──────── EXTRACTED INFORMATION
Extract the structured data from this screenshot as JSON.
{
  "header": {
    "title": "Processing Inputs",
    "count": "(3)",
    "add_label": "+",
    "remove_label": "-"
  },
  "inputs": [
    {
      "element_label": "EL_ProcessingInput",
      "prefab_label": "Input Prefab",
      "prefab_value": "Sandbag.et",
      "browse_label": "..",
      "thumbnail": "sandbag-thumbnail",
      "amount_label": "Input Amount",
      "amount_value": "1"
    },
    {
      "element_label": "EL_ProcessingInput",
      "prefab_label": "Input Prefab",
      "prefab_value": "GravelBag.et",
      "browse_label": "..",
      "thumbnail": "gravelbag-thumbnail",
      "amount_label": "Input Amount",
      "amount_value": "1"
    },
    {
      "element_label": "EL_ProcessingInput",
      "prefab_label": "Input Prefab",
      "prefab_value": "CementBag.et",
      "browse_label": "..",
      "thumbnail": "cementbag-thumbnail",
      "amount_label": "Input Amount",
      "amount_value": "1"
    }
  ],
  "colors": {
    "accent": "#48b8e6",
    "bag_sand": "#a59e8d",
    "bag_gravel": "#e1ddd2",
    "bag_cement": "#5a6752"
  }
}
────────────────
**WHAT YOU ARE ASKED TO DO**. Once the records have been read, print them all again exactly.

**SOLUTION TO THE PROBLEM**.
Extract the structured data from this screenshot as JSON.
{
  "header": {
    "title": "Processing Inputs",
    "count": "(3)",
    "add_label": "+",
    "remove_label": "-"
  },
  "inputs": [
    {
      "element_label": "EL_ProcessingInput",
      "prefab_label": "Input Prefab",
      "prefab_value": "Sandbag.et",
      "browse_label": "..",
      "thumbnail": "sandbag-thumbnail",
      "amount_label": "Input Amount",
      "amount_value": "1"
    },
    {
      "element_label": "EL_ProcessingInput",
      "prefab_label": "Input Prefab",
      "prefab_value": "GravelBag.et",
      "browse_label": "..",
      "thumbnail": "gravelbag-thumbnail",
      "amount_label": "Input Amount",
      "amount_value": "1"
    },
    {
      "element_label": "EL_ProcessingInput",
      "prefab_label": "Input Prefab",
      "prefab_value": "CementBag.et",
      "browse_label": "..",
      "thumbnail": "cementbag-thumbnail",
      "amount_label": "Input Amount",
      "amount_value": "1"
    }
  ],
  "colors": {
    "accent": "#48b8e6",
    "bag_sand": "#a59e8d",
    "bag_gravel": "#e1ddd2",
    "bag_cement": "#5a6752"
  }
}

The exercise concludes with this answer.